PROBLEM STATEMENT:
Find every line below where the string "label" shows up, and copy those lines.

App and web page records:
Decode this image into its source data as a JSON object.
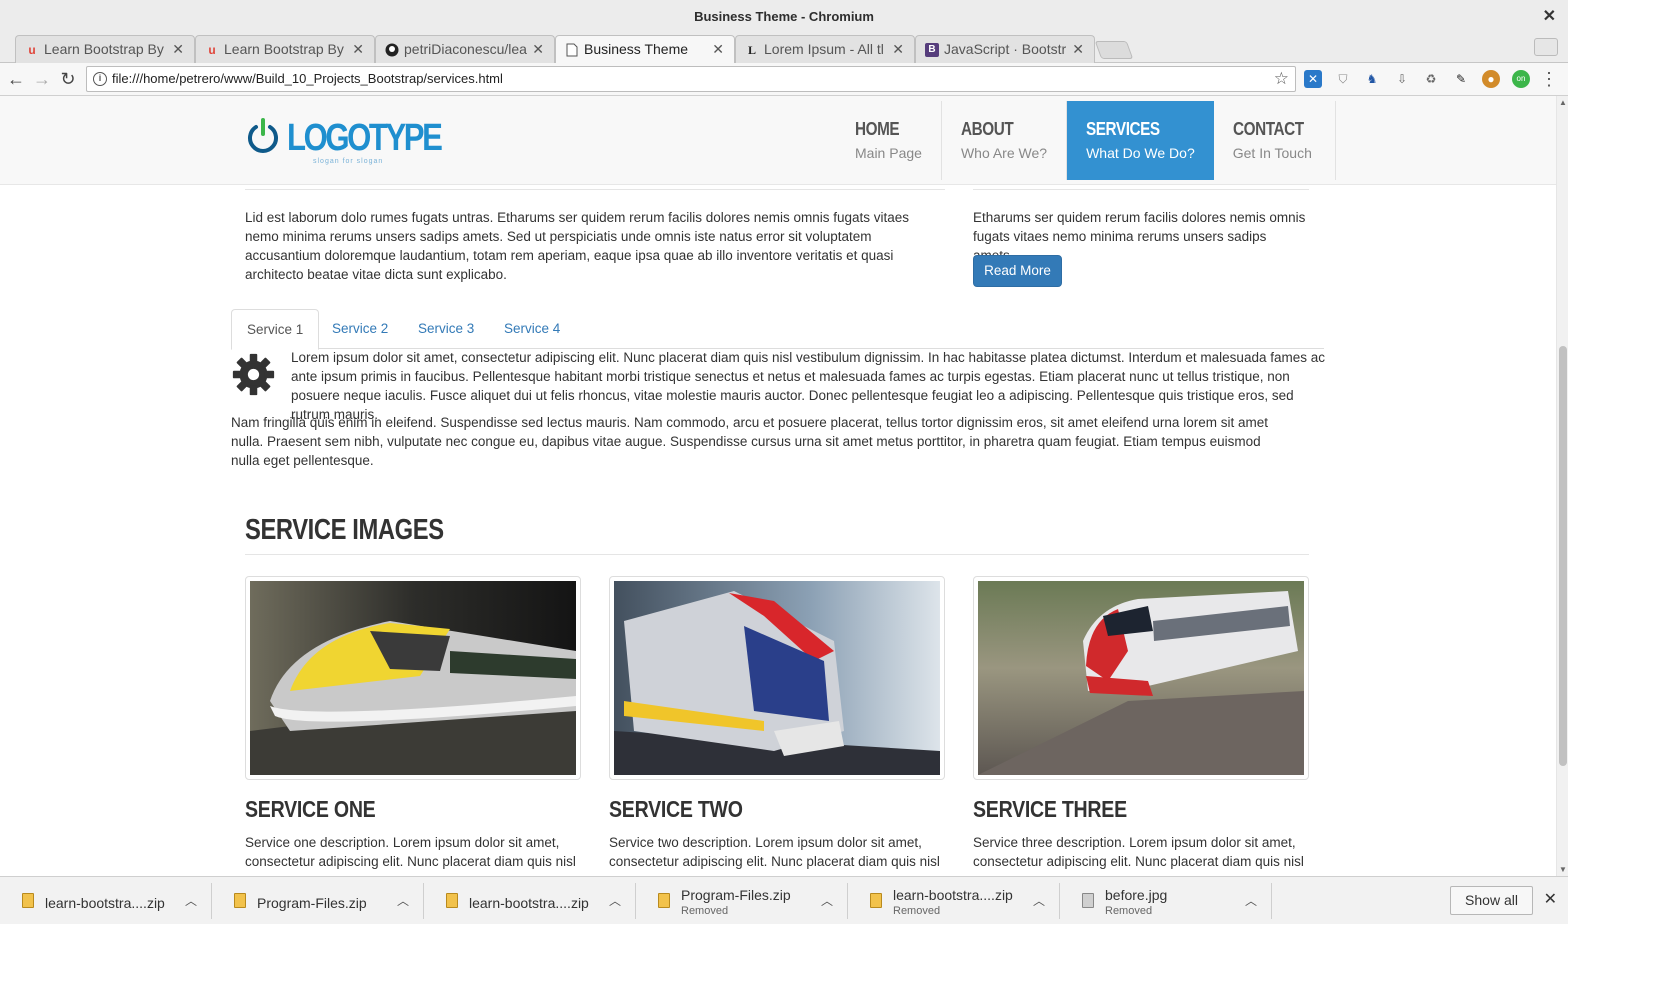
{
  "window": {
    "title": "Business Theme - Chromium"
  },
  "tabs": [
    {
      "label": "Learn Bootstrap By",
      "favicon": "u"
    },
    {
      "label": "Learn Bootstrap By",
      "favicon": "u"
    },
    {
      "label": "petriDiaconescu/lea",
      "favicon": "gh"
    },
    {
      "label": "Business Theme",
      "favicon": "page"
    },
    {
      "label": "Lorem Ipsum - All tl",
      "favicon": "L"
    },
    {
      "label": "JavaScript · Bootstr",
      "favicon": "B"
    }
  ],
  "toolbar": {
    "url": "file:///home/petrero/www/Build_10_Projects_Bootstrap/services.html"
  },
  "site": {
    "logo_text": "LOGOTYPE",
    "logo_tagline": "slogan for slogan",
    "nav": [
      {
        "title": "HOME",
        "sub": "Main Page"
      },
      {
        "title": "ABOUT",
        "sub": "Who Are We?"
      },
      {
        "title": "SERVICES",
        "sub": "What Do We Do?"
      },
      {
        "title": "CONTACT",
        "sub": "Get In Touch"
      }
    ]
  },
  "content": {
    "left_para": "Lid est laborum dolo rumes fugats untras. Etharums ser quidem rerum facilis dolores nemis omnis fugats vitaes nemo minima rerums unsers sadips amets. Sed ut perspiciatis unde omnis iste natus error sit voluptatem accusantium doloremque laudantium, totam rem aperiam, eaque ipsa quae ab illo inventore veritatis et quasi architecto beatae vitae dicta sunt explicabo.",
    "right_para": "Etharums ser quidem rerum facilis dolores nemis omnis fugats vitaes nemo minima rerums unsers sadips amets.",
    "read_more": "Read More",
    "service_tabs": [
      "Service 1",
      "Service 2",
      "Service 3",
      "Service 4"
    ],
    "tab_para_1": "Lorem ipsum dolor sit amet, consectetur adipiscing elit. Nunc placerat diam quis nisl vestibulum dignissim. In hac habitasse platea dictumst. Interdum et malesuada fames ac ante ipsum primis in faucibus. Pellentesque habitant morbi tristique senectus et netus et malesuada fames ac turpis egestas. Etiam placerat nunc ut tellus tristique, non posuere neque iaculis. Fusce aliquet dui ut felis rhoncus, vitae molestie mauris auctor. Donec pellentesque feugiat leo a adipiscing. Pellentesque quis tristique eros, sed rutrum mauris.",
    "tab_para_2": "Nam fringilla quis enim in eleifend. Suspendisse sed lectus mauris. Nam commodo, arcu et posuere placerat, tellus tortor dignissim eros, sit amet eleifend urna lorem sit amet nulla. Praesent sem nibh, vulputate nec congue eu, dapibus vitae augue. Suspendisse cursus urna sit amet metus porttitor, in pharetra quam feugiat. Etiam tempus euismod nulla eget pellentesque.",
    "section_title": "SERVICE IMAGES",
    "services": [
      {
        "title": "SERVICE ONE",
        "desc": "Service one description. Lorem ipsum dolor sit amet, consectetur adipiscing elit. Nunc placerat diam quis nisl"
      },
      {
        "title": "SERVICE TWO",
        "desc": "Service two description. Lorem ipsum dolor sit amet, consectetur adipiscing elit. Nunc placerat diam quis nisl"
      },
      {
        "title": "SERVICE THREE",
        "desc": "Service three description. Lorem ipsum dolor sit amet, consectetur adipiscing elit. Nunc placerat diam quis nisl"
      }
    ]
  },
  "downloads": {
    "items": [
      {
        "name": "learn-bootstra....zip",
        "status": ""
      },
      {
        "name": "Program-Files.zip",
        "status": ""
      },
      {
        "name": "learn-bootstra....zip",
        "status": ""
      },
      {
        "name": "Program-Files.zip",
        "status": "Removed"
      },
      {
        "name": "learn-bootstra....zip",
        "status": "Removed"
      },
      {
        "name": "before.jpg",
        "status": "Removed"
      }
    ],
    "show_all": "Show all"
  },
  "colors": {
    "accent": "#3391d1",
    "primary_button": "#337ab7",
    "link": "#337ab7"
  }
}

OUTPUT OF THE EXERCISE:
      "label": "Learn Bootstrap By",
      "label": "Learn Bootstrap By",
      "label": "petriDiaconescu/lea",
      "label": "Business Theme",
      "label": "Lorem Ipsum - All tl",
      "label": "JavaScript · Bootstr",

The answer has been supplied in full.